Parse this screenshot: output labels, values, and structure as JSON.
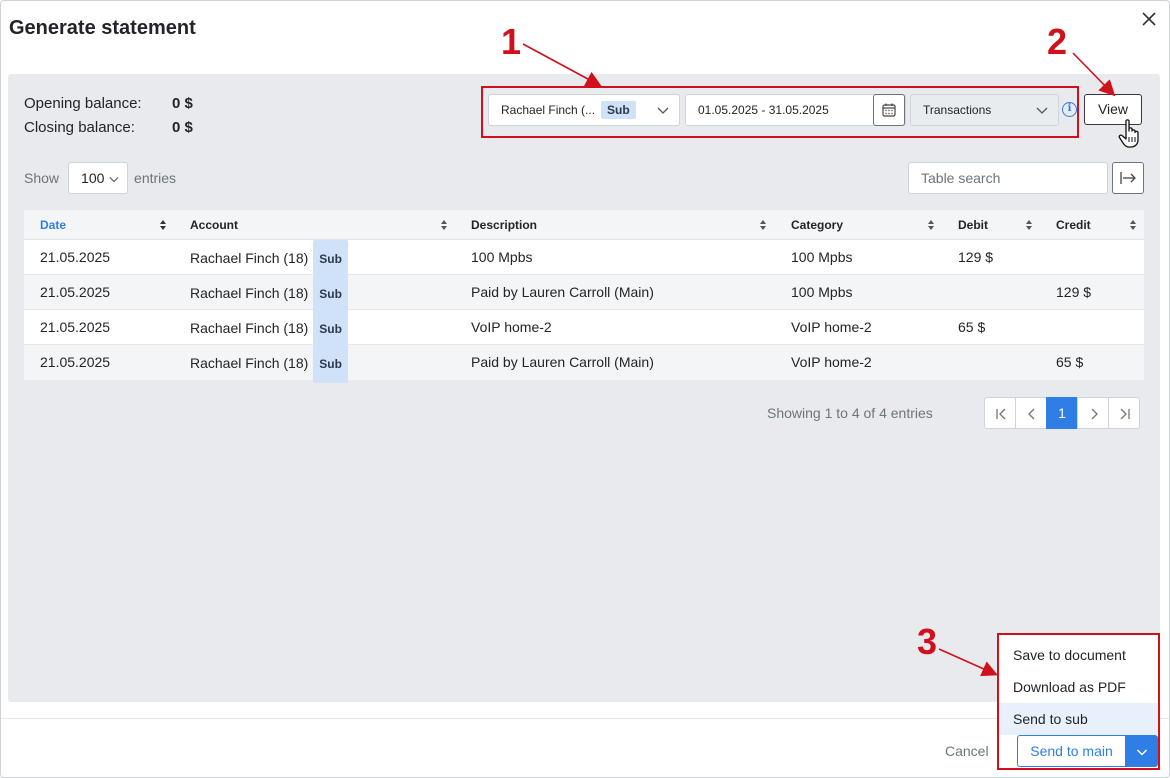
{
  "modal": {
    "title": "Generate statement"
  },
  "balance": {
    "opening_label": "Opening balance:",
    "opening_value": "0 $",
    "closing_label": "Closing balance:",
    "closing_value": "0 $"
  },
  "filters": {
    "account_label": "Rachael Finch (...",
    "account_badge": "Sub",
    "date_range": "01.05.2025 - 31.05.2025",
    "type": "Transactions",
    "view_label": "View"
  },
  "table_controls": {
    "show_label": "Show",
    "entries_value": "100",
    "entries_label": "entries",
    "search_placeholder": "Table search"
  },
  "table": {
    "columns": [
      "Date",
      "Account",
      "Description",
      "Category",
      "Debit",
      "Credit"
    ],
    "rows": [
      {
        "date": "21.05.2025",
        "account": "Rachael Finch (18)",
        "badge": "Sub",
        "description": "100 Mpbs",
        "category": "100 Mpbs",
        "debit": "129 $",
        "credit": ""
      },
      {
        "date": "21.05.2025",
        "account": "Rachael Finch (18)",
        "badge": "Sub",
        "description": "Paid by Lauren Carroll (Main)",
        "category": "100 Mpbs",
        "debit": "",
        "credit": "129 $"
      },
      {
        "date": "21.05.2025",
        "account": "Rachael Finch (18)",
        "badge": "Sub",
        "description": "VoIP home-2",
        "category": "VoIP home-2",
        "debit": "65 $",
        "credit": ""
      },
      {
        "date": "21.05.2025",
        "account": "Rachael Finch (18)",
        "badge": "Sub",
        "description": "Paid by Lauren Carroll (Main)",
        "category": "VoIP home-2",
        "debit": "",
        "credit": "65 $"
      }
    ]
  },
  "pagination": {
    "info": "Showing 1 to 4 of 4 entries",
    "current_page": "1"
  },
  "footer": {
    "cancel_label": "Cancel",
    "send_main_label": "Send to main",
    "dropdown_items": [
      "Save to document",
      "Download as PDF",
      "Send to sub"
    ]
  },
  "annotations": {
    "step1": "1",
    "step2": "2",
    "step3": "3"
  },
  "colors": {
    "accent": "#2f7ee6",
    "annotation_red": "#d0101b",
    "panel_bg": "#e8eaed",
    "badge_bg": "#cfe2f8"
  },
  "icons": [
    "close-icon",
    "chevron-down-icon",
    "calendar-icon",
    "info-icon",
    "pointer-hand-icon",
    "export-arrow-icon",
    "sort-icon",
    "first-page-icon",
    "prev-page-icon",
    "next-page-icon",
    "last-page-icon"
  ]
}
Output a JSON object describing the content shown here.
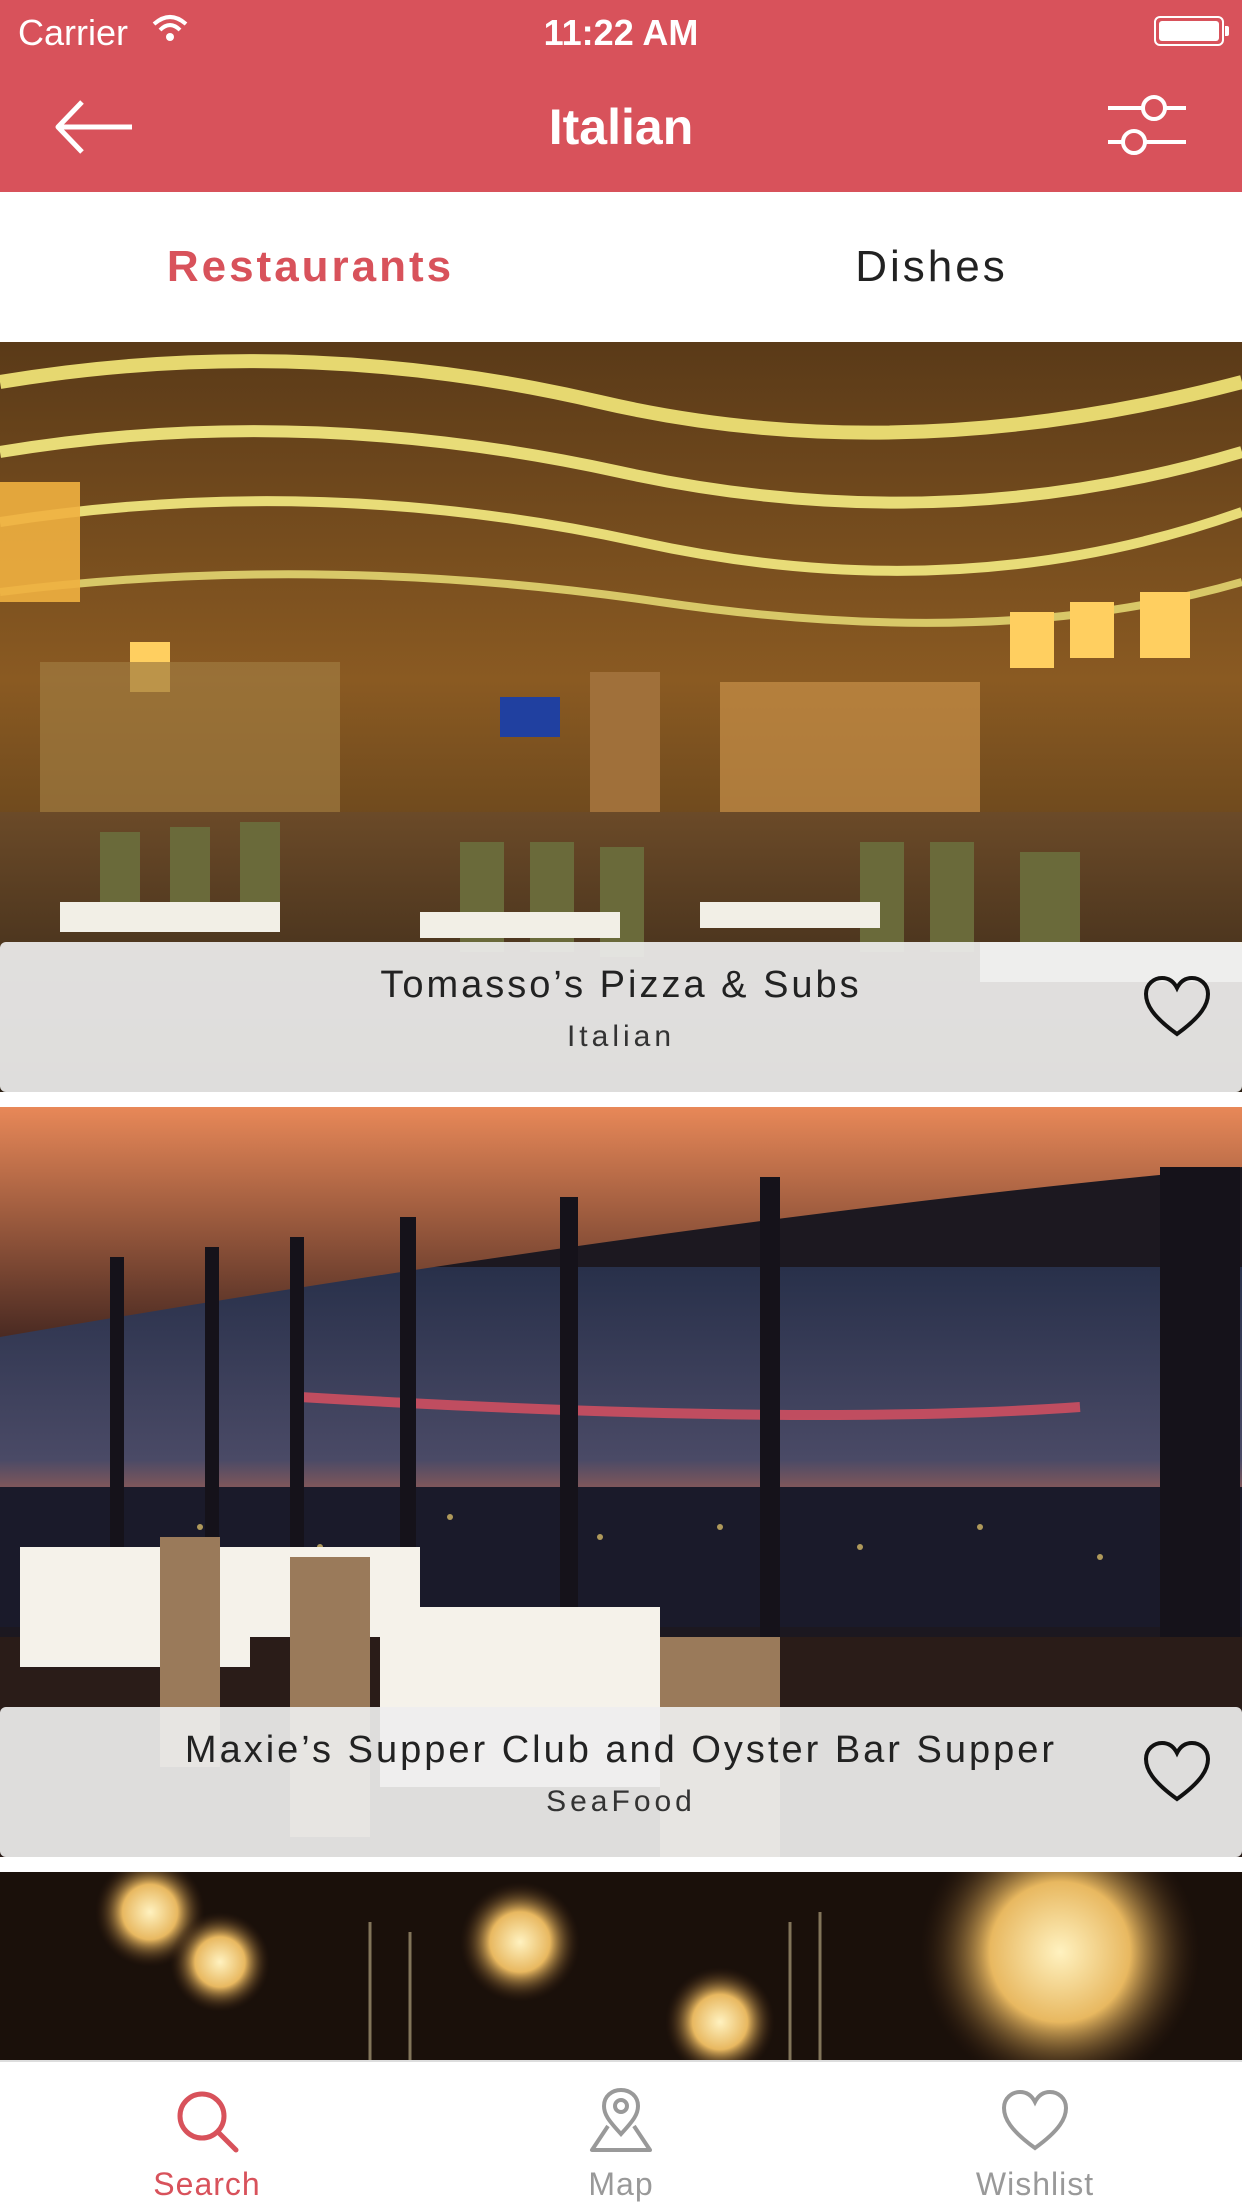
{
  "status_bar": {
    "carrier": "Carrier",
    "time": "11:22 AM"
  },
  "nav": {
    "title": "Italian"
  },
  "tabs": [
    {
      "label": "Restaurants",
      "active": true
    },
    {
      "label": "Dishes",
      "active": false
    }
  ],
  "restaurants": [
    {
      "name": "Tomasso’s Pizza & Subs",
      "category": "Italian",
      "image": "restaurant-interior-photo",
      "favorite_icon": "heart-outline-icon"
    },
    {
      "name": "Maxie’s Supper Club and Oyster Bar Supper",
      "category": "SeaFood",
      "image": "rooftop-restaurant-photo",
      "favorite_icon": "heart-outline-icon"
    },
    {
      "image": "pendant-lights-photo"
    }
  ],
  "tab_bar": [
    {
      "label": "Search",
      "icon": "search-icon",
      "active": true
    },
    {
      "label": "Map",
      "icon": "map-pin-icon",
      "active": false
    },
    {
      "label": "Wishlist",
      "icon": "heart-icon",
      "active": false
    }
  ],
  "colors": {
    "brand": "#d8525b",
    "tab_inactive": "#999999"
  }
}
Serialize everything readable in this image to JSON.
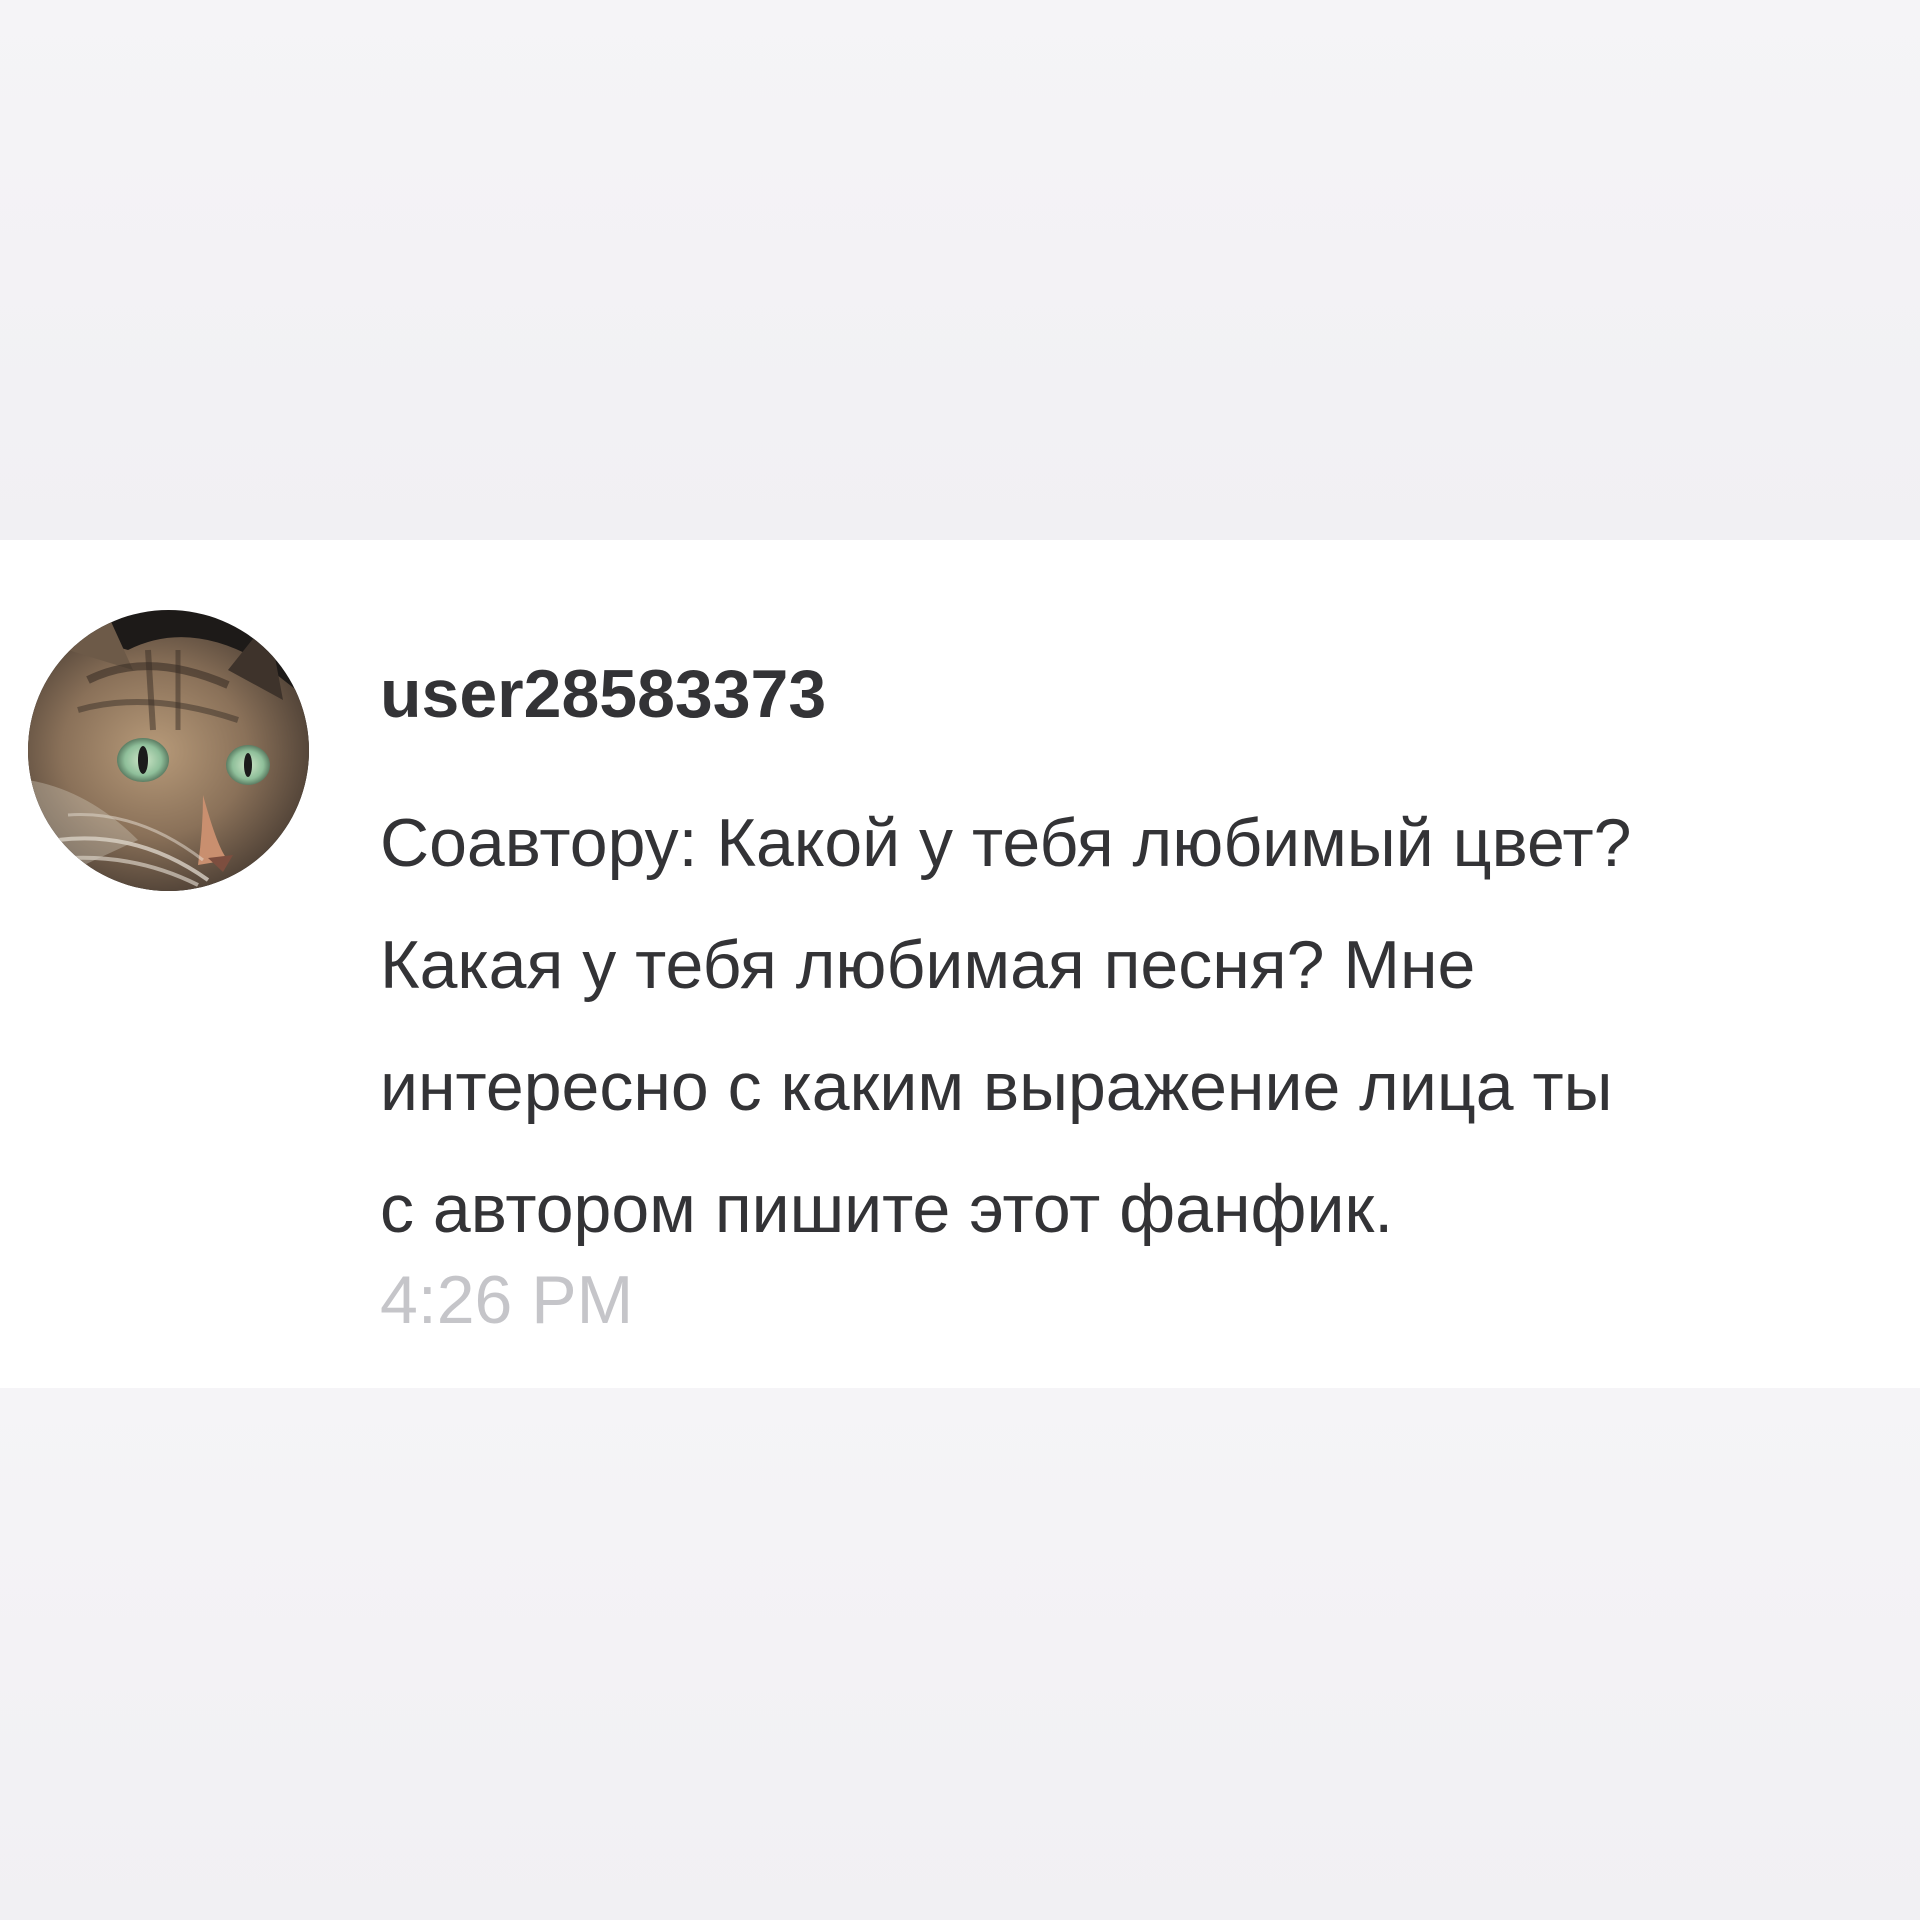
{
  "comment": {
    "username": "user28583373",
    "message_lines": [
      "Соавтору: Какой у тебя любимый цвет?",
      "Какая у тебя любимая песня? Мне",
      "интересно с каким выражение лица ты",
      "с автором пишите этот фанфик."
    ],
    "timestamp": "4:26 PM",
    "avatar_icon": "cat-avatar"
  },
  "colors": {
    "background": "#f3f2f5",
    "card": "#ffffff",
    "text": "#333336",
    "timestamp": "#c5c5c9"
  }
}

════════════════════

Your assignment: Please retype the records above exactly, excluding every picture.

Result:
Parse this screenshot: output labels, values, and structure as JSON.
{
  "modal": {
    "title": "Generate statement"
  },
  "balance": {
    "opening_label": "Opening balance:",
    "opening_value": "0 $",
    "closing_label": "Closing balance:",
    "closing_value": "0 $"
  },
  "filters": {
    "account_label": "Rachael Finch (...",
    "account_badge": "Sub",
    "date_range": "01.05.2025 - 31.05.2025",
    "type": "Transactions",
    "view_label": "View"
  },
  "table_controls": {
    "show_label": "Show",
    "entries_value": "100",
    "entries_label": "entries",
    "search_placeholder": "Table search"
  },
  "table": {
    "columns": [
      "Date",
      "Account",
      "Description",
      "Category",
      "Debit",
      "Credit"
    ],
    "rows": [
      {
        "date": "21.05.2025",
        "account": "Rachael Finch (18)",
        "badge": "Sub",
        "description": "100 Mpbs",
        "category": "100 Mpbs",
        "debit": "129 $",
        "credit": ""
      },
      {
        "date": "21.05.2025",
        "account": "Rachael Finch (18)",
        "badge": "Sub",
        "description": "Paid by Lauren Carroll (Main)",
        "category": "100 Mpbs",
        "debit": "",
        "credit": "129 $"
      },
      {
        "date": "21.05.2025",
        "account": "Rachael Finch (18)",
        "badge": "Sub",
        "description": "VoIP home-2",
        "category": "VoIP home-2",
        "debit": "65 $",
        "credit": ""
      },
      {
        "date": "21.05.2025",
        "account": "Rachael Finch (18)",
        "badge": "Sub",
        "description": "Paid by Lauren Carroll (Main)",
        "category": "VoIP home-2",
        "debit": "",
        "credit": "65 $"
      }
    ]
  },
  "pagination": {
    "info": "Showing 1 to 4 of 4 entries",
    "current_page": "1"
  },
  "footer": {
    "cancel_label": "Cancel",
    "send_main_label": "Send to main",
    "dropdown_items": [
      "Save to document",
      "Download as PDF",
      "Send to sub"
    ]
  },
  "annotations": {
    "step1": "1",
    "step2": "2",
    "step3": "3"
  },
  "colors": {
    "accent": "#2f7ee6",
    "annotation_red": "#d0101b",
    "panel_bg": "#e8eaed",
    "badge_bg": "#cfe2f8"
  },
  "icons": [
    "close-icon",
    "chevron-down-icon",
    "calendar-icon",
    "info-icon",
    "pointer-hand-icon",
    "export-arrow-icon",
    "sort-icon",
    "first-page-icon",
    "prev-page-icon",
    "next-page-icon",
    "last-page-icon"
  ]
}
Output a JSON object describing the content shown here.
{
  "status_bar": {
    "carrier": "Carrier",
    "time": "11:22 AM"
  },
  "nav": {
    "title": "Italian"
  },
  "tabs": [
    {
      "label": "Restaurants",
      "active": true
    },
    {
      "label": "Dishes",
      "active": false
    }
  ],
  "restaurants": [
    {
      "name": "Tomasso’s Pizza & Subs",
      "category": "Italian",
      "image": "restaurant-interior-photo",
      "favorite_icon": "heart-outline-icon"
    },
    {
      "name": "Maxie’s Supper Club and Oyster Bar Supper",
      "category": "SeaFood",
      "image": "rooftop-restaurant-photo",
      "favorite_icon": "heart-outline-icon"
    },
    {
      "image": "pendant-lights-photo"
    }
  ],
  "tab_bar": [
    {
      "label": "Search",
      "icon": "search-icon",
      "active": true
    },
    {
      "label": "Map",
      "icon": "map-pin-icon",
      "active": false
    },
    {
      "label": "Wishlist",
      "icon": "heart-icon",
      "active": false
    }
  ],
  "colors": {
    "brand": "#d8525b",
    "tab_inactive": "#999999"
  }
}
Serialize everything readable in this image to JSON.
{
  "comment": {
    "username": "user28583373",
    "message_lines": [
      "Соавтору: Какой у тебя любимый цвет?",
      "Какая у тебя любимая песня? Мне",
      "интересно с каким выражение лица ты",
      "с автором пишите этот фанфик."
    ],
    "timestamp": "4:26 PM",
    "avatar_icon": "cat-avatar"
  },
  "colors": {
    "background": "#f3f2f5",
    "card": "#ffffff",
    "text": "#333336",
    "timestamp": "#c5c5c9"
  }
}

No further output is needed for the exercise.